Art attended Irvington High School and began college at Drexel University. When World War ll began, Art dropped out of college and enlisted in the United States Army. He was trained and assigned to the medical corps where he became a medic. He fought with the Texas 36th Infantry Division. His initial assignment was in Northern Africa. He then became on of the first Americans to step foot on European soil during the D-day landing and invasion at Salerno, Italy. He remained in Italy for the entire campaign until the Germans were driven out of Rome. From there, Art was a part of the D-Day landing in Southern France, and then moved with the Allied Forces throughout Germany. At this point, Art returned to N.J. and was married to Joyce G. Wenzel of Maplewood. Following his monthlong leave, he returned for a second tour of duty in both Germany and Austria. Art always has mentioned that one of his proudest moments was when the Texas 36th Infantry Division was a part of the liberation of the Landsberg concentration camp in April, 1945.

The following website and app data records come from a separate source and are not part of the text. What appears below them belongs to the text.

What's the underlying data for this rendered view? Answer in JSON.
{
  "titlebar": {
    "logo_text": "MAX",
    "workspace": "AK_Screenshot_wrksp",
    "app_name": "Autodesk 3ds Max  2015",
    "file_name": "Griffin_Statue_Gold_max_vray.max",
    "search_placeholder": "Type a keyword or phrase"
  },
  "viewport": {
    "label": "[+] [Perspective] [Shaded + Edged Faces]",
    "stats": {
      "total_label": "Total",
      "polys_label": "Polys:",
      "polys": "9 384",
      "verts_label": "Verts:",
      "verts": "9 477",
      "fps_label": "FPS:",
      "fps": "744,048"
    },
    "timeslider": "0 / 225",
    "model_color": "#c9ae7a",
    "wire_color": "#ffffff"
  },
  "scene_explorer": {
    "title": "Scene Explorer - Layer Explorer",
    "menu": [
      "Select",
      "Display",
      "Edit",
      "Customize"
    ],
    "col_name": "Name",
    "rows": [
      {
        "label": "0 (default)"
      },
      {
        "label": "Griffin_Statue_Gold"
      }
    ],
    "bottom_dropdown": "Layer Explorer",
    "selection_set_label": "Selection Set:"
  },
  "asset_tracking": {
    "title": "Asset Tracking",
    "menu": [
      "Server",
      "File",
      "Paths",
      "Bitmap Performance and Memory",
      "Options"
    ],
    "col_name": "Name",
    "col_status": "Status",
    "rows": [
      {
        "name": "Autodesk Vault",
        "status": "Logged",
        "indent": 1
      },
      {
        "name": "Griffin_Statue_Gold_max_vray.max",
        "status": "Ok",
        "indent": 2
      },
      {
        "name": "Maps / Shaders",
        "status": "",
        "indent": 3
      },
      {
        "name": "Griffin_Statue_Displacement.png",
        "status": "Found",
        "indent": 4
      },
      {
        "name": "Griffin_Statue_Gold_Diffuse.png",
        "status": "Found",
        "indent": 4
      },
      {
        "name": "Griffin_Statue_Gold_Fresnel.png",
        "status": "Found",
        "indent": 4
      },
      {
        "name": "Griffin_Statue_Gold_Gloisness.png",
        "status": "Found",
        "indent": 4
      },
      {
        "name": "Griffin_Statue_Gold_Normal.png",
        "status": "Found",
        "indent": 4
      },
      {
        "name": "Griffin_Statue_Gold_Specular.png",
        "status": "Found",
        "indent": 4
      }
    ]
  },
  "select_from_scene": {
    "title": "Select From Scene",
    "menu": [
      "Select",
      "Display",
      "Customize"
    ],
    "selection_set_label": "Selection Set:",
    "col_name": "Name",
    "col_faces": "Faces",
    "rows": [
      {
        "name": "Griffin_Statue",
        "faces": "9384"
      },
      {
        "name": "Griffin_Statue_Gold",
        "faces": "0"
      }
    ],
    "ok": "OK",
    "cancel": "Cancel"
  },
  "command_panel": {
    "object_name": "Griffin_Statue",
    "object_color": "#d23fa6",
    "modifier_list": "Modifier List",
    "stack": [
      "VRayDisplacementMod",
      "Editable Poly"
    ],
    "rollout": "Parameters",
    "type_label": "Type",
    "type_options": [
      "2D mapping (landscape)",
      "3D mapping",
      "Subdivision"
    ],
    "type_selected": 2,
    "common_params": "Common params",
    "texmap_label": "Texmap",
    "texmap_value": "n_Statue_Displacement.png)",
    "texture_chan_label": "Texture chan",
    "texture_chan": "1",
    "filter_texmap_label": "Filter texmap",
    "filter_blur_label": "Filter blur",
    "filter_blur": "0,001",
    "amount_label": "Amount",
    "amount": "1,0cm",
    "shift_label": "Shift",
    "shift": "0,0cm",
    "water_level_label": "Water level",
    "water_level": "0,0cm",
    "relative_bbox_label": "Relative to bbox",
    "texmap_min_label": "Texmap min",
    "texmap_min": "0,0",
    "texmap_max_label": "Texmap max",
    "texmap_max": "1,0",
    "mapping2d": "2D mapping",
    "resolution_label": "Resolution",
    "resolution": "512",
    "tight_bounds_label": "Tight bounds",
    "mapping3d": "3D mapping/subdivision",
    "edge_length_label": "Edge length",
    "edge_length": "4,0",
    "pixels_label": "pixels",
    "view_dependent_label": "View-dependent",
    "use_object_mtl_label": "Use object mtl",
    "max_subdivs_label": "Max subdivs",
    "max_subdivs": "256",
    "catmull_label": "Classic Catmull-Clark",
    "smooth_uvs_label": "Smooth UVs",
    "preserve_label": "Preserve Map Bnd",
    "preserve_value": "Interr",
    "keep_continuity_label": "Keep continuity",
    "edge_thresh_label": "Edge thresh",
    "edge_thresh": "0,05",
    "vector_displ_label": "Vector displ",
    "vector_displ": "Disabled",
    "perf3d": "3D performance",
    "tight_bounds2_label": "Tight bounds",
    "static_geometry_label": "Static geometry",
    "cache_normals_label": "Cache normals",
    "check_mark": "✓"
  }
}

For his service, Art was awarded 2 Purple Hearts for injuries sustained during battles, 2 Bronze Stars for bravery during combat, 2 Invasion Arrowheads, and was recommended for the Distinguished Service Cross. In 2009, Art attended a ceremony in New York City where the Government of France awarded him with their country’s highest military honor, The Legion of Honor. In 2005, as a part of their oral history project, Rutgers University wrote an essay about Art’s WWll experiences. It is available both in hard copy and online. Over the years, he attended many of the 36th Division’s reunions.
Following the war, Art completed his college education at Rutgers in New Brunswick, N.J. He then went to work for Esso which then became Exxon. He and Joyce raised their 2 sons in Chatham, N.J., Haddonfield, N.J. and then back to Chatham where they lived for parts of 4 decades. During his carrier with Exxon, he also had overseas assignments in Southeast Asia. Art was active in the Chatham ice hockey program and became a founding member of the KHICS youth developmental program. An avid sports fan, he attended many of his favorite team’s games including the Yankees, the Rangers, and the Giants. Following his retirement from Exxon, Art became a president of the Exxon annuitants club and was an active member of the Chatham United Methodist Church.